How many lines below contain the word "React"? Answer with that number alone.

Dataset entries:
┏━━
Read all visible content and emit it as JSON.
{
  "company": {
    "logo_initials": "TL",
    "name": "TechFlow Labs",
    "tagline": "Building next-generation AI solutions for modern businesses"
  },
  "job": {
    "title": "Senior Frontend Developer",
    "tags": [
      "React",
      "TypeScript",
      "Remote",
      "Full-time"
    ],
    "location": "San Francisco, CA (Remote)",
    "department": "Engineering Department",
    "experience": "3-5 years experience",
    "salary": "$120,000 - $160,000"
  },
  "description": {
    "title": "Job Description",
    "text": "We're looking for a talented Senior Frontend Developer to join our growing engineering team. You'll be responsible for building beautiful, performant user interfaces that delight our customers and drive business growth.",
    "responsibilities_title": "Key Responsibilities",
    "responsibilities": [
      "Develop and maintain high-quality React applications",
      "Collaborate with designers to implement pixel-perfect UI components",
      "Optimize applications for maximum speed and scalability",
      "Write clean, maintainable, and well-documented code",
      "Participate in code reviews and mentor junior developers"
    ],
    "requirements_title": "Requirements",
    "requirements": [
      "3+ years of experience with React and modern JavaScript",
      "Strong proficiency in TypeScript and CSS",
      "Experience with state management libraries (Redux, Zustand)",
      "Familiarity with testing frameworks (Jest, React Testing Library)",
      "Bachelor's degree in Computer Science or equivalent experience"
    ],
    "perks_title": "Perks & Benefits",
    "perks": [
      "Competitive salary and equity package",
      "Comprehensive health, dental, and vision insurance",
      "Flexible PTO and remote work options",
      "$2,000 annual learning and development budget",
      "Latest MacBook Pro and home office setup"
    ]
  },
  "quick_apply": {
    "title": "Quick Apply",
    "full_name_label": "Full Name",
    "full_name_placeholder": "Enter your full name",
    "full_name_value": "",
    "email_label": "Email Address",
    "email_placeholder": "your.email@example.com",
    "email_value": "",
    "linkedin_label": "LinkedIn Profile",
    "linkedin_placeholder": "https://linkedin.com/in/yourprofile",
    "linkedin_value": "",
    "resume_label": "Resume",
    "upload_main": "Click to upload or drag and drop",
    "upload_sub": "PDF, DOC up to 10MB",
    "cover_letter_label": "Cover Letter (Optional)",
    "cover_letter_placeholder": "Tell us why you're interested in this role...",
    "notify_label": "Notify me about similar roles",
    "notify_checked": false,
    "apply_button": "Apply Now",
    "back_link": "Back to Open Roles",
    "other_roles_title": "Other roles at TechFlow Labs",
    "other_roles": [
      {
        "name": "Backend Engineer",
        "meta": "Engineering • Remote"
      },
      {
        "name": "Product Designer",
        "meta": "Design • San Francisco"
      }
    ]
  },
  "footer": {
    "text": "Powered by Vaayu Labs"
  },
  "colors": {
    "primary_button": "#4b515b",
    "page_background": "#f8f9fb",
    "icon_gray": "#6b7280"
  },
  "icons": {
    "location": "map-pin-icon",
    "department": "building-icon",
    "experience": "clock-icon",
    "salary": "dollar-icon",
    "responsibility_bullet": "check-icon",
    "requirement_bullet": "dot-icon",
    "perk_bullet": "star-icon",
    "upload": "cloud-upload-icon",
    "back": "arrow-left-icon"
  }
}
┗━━
> [RESPONSE AREA]: 4